# Description of the task
Find the line below with "Enumerate this screenshot's content" and the line with "Enumerate this screenshot's text". Output exactly those lines and everything between them, leaving out the pictures.

==== Data for analysis ====

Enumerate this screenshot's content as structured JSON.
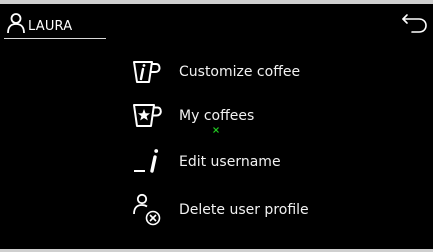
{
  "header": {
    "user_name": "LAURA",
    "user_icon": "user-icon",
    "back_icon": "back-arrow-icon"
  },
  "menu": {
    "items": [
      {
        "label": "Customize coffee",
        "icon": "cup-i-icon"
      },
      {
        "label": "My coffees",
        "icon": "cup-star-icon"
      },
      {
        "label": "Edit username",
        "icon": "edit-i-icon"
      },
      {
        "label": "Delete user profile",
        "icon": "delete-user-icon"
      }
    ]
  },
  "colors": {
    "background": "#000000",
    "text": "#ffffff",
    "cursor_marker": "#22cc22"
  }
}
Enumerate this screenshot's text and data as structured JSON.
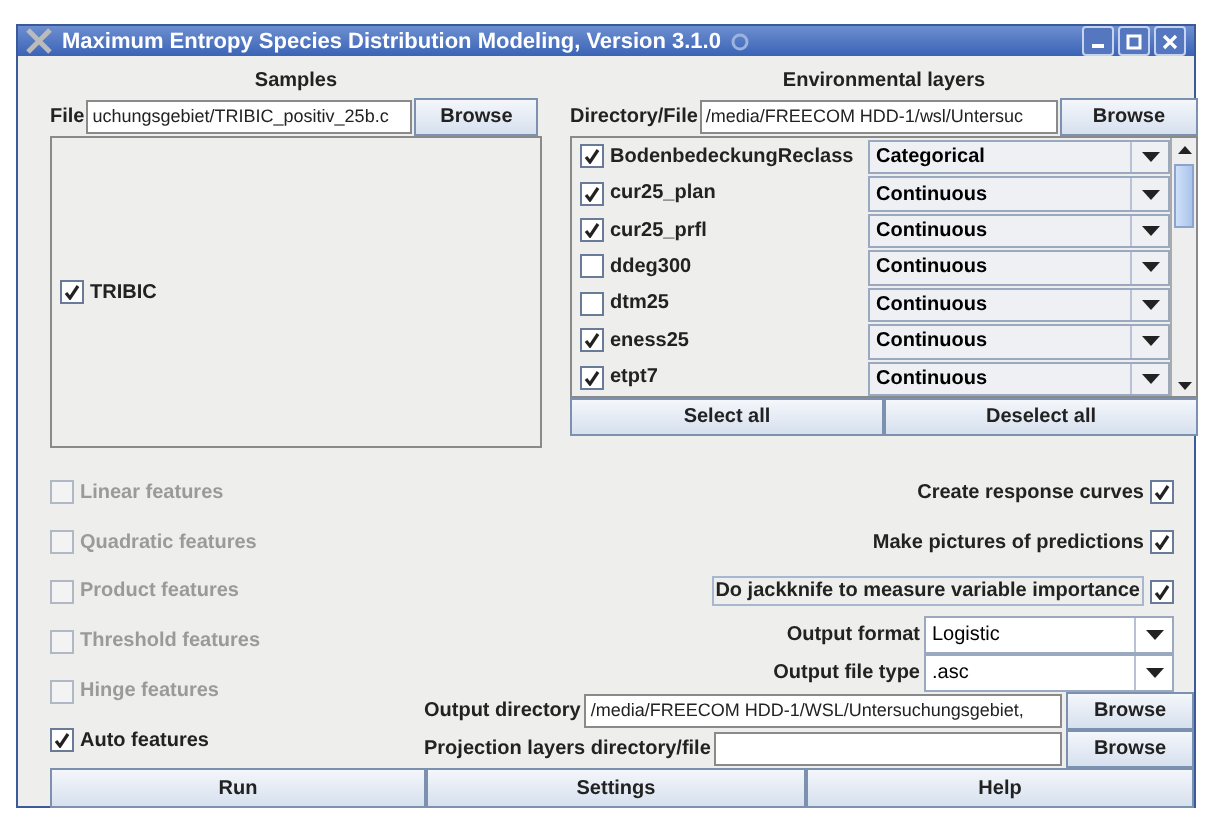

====
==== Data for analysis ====

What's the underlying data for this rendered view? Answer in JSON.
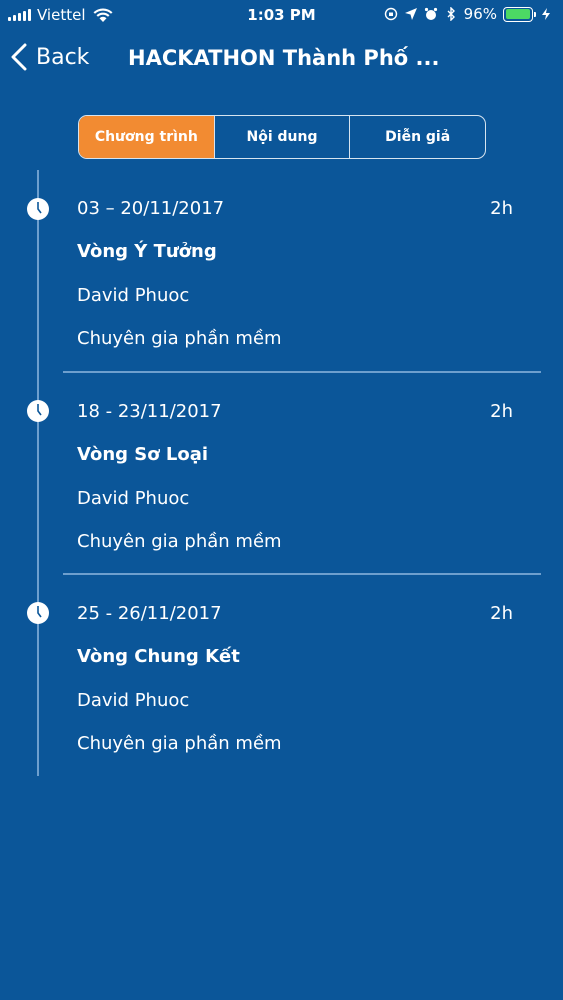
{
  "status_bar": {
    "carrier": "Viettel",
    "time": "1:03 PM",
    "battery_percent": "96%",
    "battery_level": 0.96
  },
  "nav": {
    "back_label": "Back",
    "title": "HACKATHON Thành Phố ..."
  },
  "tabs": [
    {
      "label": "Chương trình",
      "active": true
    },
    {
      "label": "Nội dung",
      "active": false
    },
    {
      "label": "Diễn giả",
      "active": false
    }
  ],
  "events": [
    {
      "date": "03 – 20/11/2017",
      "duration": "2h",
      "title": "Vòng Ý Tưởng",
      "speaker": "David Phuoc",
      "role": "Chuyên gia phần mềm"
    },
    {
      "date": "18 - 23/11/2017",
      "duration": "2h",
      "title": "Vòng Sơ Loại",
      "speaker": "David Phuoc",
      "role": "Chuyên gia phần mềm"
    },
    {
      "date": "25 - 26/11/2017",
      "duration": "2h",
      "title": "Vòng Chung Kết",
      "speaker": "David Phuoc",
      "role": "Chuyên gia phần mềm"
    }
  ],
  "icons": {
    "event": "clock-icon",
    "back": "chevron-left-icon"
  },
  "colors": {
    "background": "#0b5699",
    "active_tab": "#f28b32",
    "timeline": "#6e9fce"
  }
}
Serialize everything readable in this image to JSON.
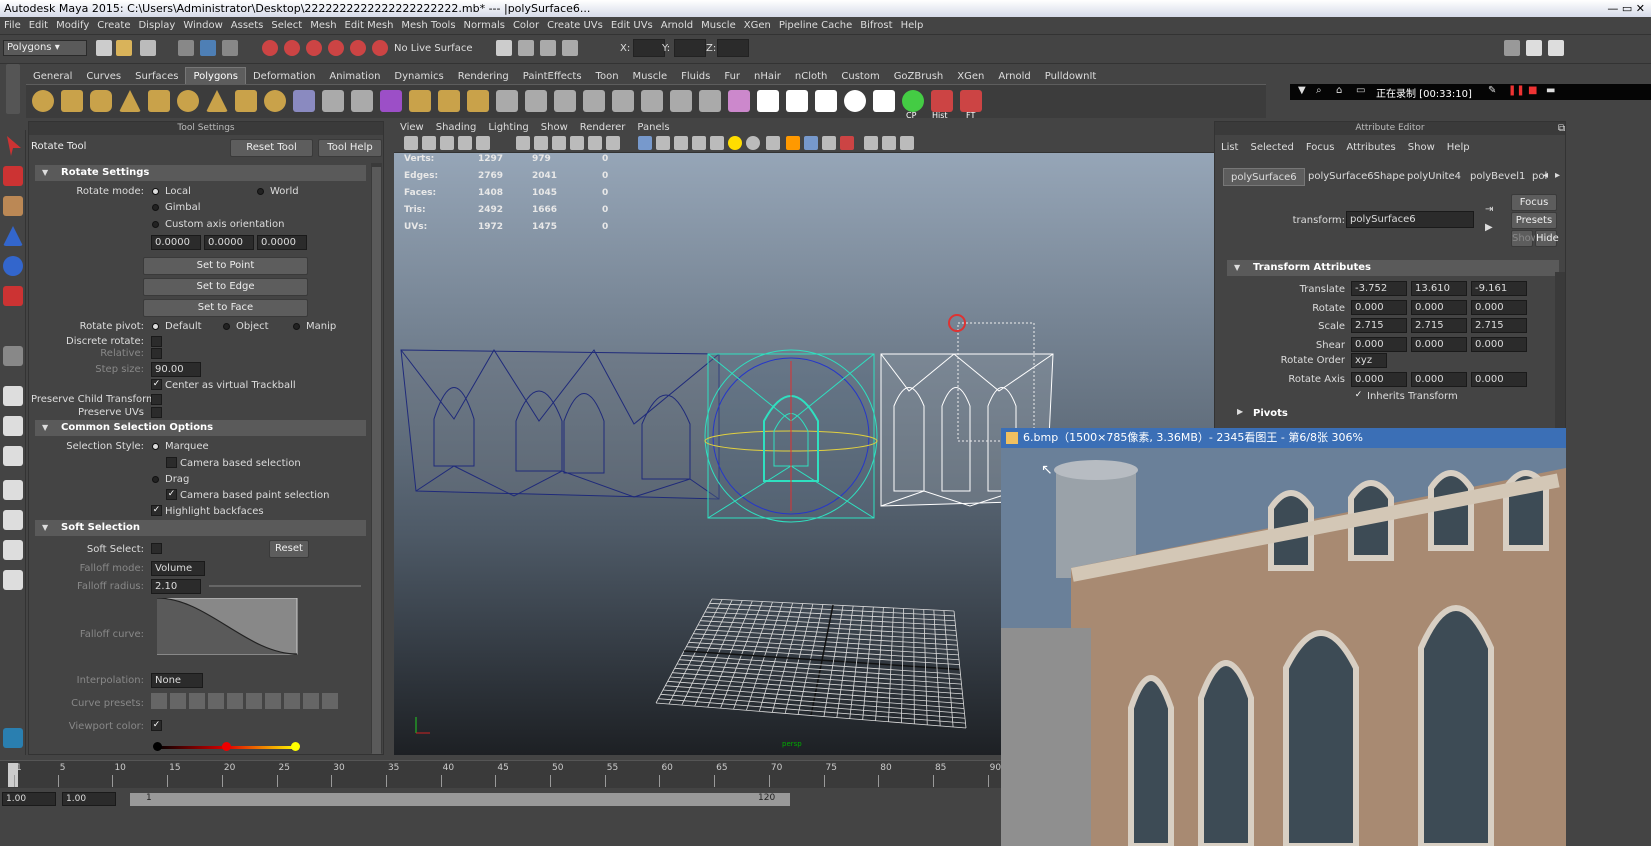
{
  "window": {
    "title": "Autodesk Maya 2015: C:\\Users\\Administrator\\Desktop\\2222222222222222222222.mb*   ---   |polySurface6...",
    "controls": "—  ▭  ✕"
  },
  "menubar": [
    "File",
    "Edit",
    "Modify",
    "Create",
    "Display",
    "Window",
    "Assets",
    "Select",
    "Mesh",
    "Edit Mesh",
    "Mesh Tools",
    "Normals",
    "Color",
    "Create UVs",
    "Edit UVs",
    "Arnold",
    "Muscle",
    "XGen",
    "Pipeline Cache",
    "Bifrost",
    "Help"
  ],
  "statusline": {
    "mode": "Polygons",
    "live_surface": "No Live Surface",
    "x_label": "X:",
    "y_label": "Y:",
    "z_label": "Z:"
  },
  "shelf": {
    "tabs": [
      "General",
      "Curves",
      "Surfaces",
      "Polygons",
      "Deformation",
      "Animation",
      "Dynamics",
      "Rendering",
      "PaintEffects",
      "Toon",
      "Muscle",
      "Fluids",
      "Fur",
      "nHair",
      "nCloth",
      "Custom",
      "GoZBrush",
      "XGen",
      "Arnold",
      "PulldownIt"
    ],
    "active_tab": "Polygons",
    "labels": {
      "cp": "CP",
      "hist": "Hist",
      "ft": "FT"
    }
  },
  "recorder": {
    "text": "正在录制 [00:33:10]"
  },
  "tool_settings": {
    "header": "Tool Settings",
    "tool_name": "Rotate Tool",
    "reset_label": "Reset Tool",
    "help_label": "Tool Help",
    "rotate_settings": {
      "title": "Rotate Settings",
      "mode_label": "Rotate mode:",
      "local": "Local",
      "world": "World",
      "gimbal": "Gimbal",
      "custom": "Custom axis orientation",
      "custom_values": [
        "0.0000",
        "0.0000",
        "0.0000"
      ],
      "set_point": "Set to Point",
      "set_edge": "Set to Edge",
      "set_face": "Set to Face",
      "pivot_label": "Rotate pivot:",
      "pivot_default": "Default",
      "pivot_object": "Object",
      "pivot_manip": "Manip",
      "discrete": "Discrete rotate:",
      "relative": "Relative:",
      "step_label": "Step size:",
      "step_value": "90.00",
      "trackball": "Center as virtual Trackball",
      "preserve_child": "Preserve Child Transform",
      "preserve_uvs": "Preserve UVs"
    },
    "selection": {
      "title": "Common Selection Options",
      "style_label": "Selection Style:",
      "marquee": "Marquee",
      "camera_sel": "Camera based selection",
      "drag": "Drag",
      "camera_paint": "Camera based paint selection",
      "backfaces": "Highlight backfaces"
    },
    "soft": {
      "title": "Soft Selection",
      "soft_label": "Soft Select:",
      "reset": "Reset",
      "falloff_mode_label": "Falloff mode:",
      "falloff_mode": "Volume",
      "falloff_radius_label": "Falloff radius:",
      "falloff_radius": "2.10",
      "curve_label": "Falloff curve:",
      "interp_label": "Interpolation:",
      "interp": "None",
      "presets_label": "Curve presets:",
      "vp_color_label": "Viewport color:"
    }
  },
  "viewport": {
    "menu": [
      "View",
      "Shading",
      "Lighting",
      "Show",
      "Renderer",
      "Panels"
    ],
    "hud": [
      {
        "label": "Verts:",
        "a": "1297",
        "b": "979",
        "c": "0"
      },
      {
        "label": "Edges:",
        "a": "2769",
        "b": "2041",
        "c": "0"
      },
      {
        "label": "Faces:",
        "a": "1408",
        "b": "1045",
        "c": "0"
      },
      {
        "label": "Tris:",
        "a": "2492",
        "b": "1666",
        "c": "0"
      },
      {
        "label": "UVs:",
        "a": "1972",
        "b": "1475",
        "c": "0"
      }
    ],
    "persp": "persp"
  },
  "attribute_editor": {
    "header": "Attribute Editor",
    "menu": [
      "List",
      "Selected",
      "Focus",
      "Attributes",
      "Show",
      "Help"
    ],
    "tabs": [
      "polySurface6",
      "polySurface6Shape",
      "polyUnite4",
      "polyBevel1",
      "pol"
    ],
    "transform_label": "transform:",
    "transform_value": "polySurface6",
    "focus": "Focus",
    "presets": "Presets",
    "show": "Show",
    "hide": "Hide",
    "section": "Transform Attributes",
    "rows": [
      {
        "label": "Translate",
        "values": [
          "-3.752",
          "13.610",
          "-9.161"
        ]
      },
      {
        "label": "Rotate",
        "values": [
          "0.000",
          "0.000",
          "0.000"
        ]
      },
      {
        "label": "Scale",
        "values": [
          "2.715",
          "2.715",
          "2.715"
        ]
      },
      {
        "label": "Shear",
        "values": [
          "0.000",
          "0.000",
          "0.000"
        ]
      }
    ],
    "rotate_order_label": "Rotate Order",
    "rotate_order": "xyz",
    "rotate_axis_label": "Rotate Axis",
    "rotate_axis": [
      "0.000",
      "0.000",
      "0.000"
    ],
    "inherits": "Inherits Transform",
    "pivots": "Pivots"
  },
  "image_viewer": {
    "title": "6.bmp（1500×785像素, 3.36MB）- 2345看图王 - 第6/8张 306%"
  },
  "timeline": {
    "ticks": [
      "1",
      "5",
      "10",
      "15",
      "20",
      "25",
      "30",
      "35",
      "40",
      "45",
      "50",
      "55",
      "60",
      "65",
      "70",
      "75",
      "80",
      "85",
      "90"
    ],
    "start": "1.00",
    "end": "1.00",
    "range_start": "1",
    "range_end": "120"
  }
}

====

# Reply
Enumerate this screenshot's content as structured JSON.
{
  "header": {
    "user_name": "LAURA",
    "user_icon": "user-icon",
    "back_icon": "back-arrow-icon"
  },
  "menu": {
    "items": [
      {
        "label": "Customize coffee",
        "icon": "cup-i-icon"
      },
      {
        "label": "My coffees",
        "icon": "cup-star-icon"
      },
      {
        "label": "Edit username",
        "icon": "edit-i-icon"
      },
      {
        "label": "Delete user profile",
        "icon": "delete-user-icon"
      }
    ]
  },
  "colors": {
    "background": "#000000",
    "text": "#ffffff",
    "cursor_marker": "#22cc22"
  }
}
Enumerate this screenshot's text and data as structured JSON.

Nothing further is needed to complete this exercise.